Suffering an injury due to a medical error is a very traumatic event. For most people, feelings of anger, frustration and confusion are common. The consequences of a medical error can be both physically and emotionally devastating. For many people, they are left with unanswered questions and want to ensure that others do not suffer the same fate.
In many cases, victims of a medical error ultimately think about pursuing a lawsuit against the doctor or health care provider involved. However, there are many important factors that go into whether suing a medical provider for a personal injury claim is the best choice to address issues of anger and accountability. Health care providers are defended by protective associations which are different than regular insurance companies. For that reason, the decision to sue a health care provider should not be taken lightly.
Doctors in Canada are defended by the Canadian Medical Protective Association. The Association is not an insurance company. It is a fund created by doctors that has been paid into by doctors for upwards of 100 years. The purpose of the Association and the fund is to protect doctors from lawsuits and to only pay if a Judge orders them to or if there is no reasonable prospect of defending the medical action. For that reason, it is important that when looking at suing a physician, proper factors are taken into account. Unlike traditional insurance companies, health care providers will not settle a claim for nuisance value, concerns over public exposure or other factors, short of losing a trial.
The primary factors to consider when suing a doctor or health care provider for personal injury include whether or not you have a claim and what the value of your claim may ultimately be. Again, a lawsuit may not be the best choice, depending on these factors.
The first consideration is whether or not you or your loved one has a valid and provable claim against a health care provider. To establish a claim against a doctor or health care provider, you must prove that they breached an acceptable standard of care and that that breach caused the injury complained of.
It is important that whoever is acting on your behalf spends the appropriate time and effort reviewing your situation to determine that a breach of the standard of care can be established and that the breach of the standard was the actual cause of the injury or outcome complained of. In some cases, the medical error may be obvious but the effect the error had on the overall outcome may not be as clear. An example is often found in the area of missed diagnosis where physicians are slow to diagnose and treat cancer. Unfortunately, because of the lethal nature of cancer, some errors may not ultimately affect the outcome. Unlike the United States, Canada does not have the loss of chance doctrine and simply being deprived of the opportunity to treat does not provide a means for compensation.

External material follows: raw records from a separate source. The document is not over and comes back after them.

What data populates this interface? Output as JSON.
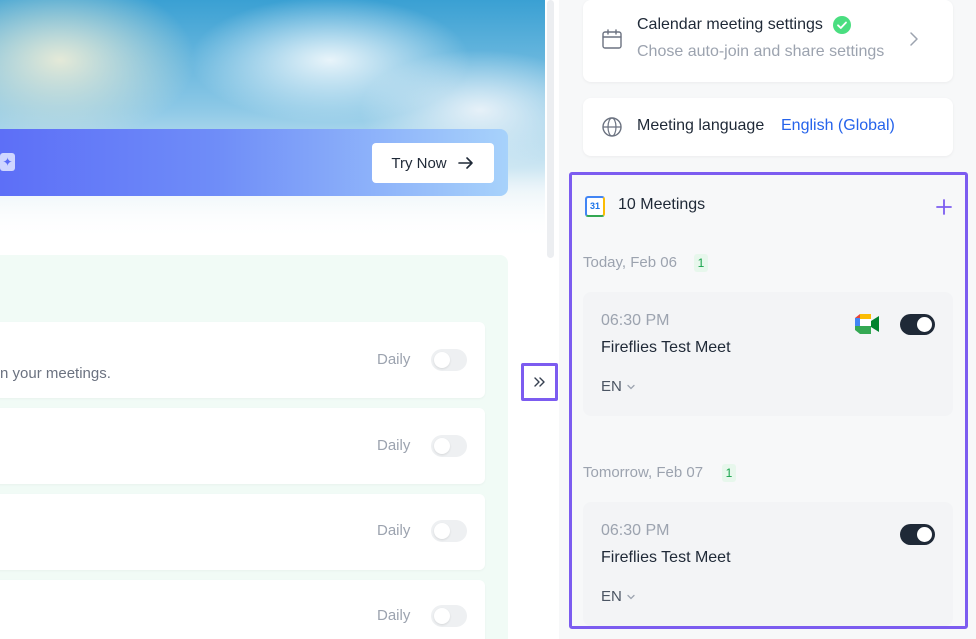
{
  "promo": {
    "try_now_label": "Try Now"
  },
  "feature_rows": [
    {
      "frequency": "Daily",
      "description": "n your meetings."
    },
    {
      "frequency": "Daily"
    },
    {
      "frequency": "Daily"
    },
    {
      "frequency": "Daily"
    }
  ],
  "settings": {
    "calendar_title": "Calendar meeting settings",
    "calendar_subtitle": "Chose auto-join and share settings",
    "language_label": "Meeting language",
    "language_value": "English (Global)"
  },
  "meetings": {
    "count_label": "10 Meetings",
    "calendar_icon_text": "31",
    "groups": [
      {
        "date_label": "Today, Feb 06",
        "count": "1",
        "items": [
          {
            "time": "06:30 PM",
            "title": "Fireflies Test Meet",
            "language": "EN",
            "enabled": true
          }
        ]
      },
      {
        "date_label": "Tomorrow, Feb 07",
        "count": "1",
        "items": [
          {
            "time": "06:30 PM",
            "title": "Fireflies Test Meet",
            "language": "EN",
            "enabled": true
          }
        ]
      }
    ]
  },
  "colors": {
    "accent": "#7c5cf0",
    "link": "#2563eb",
    "success": "#22c55e",
    "toggle_on": "#1f2937"
  }
}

Another very important factor to consider is whether or not the injuries suffered has caused damage that warrants significant compensation. Undertaking to sue a health care provider is a significant task that can take years and may cause additional emotional stress. Further, in Canada if you pursue someone for a legal claim and are unsuccessful, they have the potential to come after you for legal costs, creating financial risk for the claimant. This can add a further insult to the already suffered injury. Accordingly, a careful review of your injury and the damages that you are entitled to is a key factor in deciding whether to pursue a claim or not. For most people, unless the money is significant enough to have a material impact on your life or is needed for essential treatment or income replacement, a lawsuit may not be the best option. There are other options to hold physicians and health care providers accountable, including reports to the various governing bodies and complaints within the hospital system.
Again, careful consideration of the potential damages for injury is a very important factor to consider.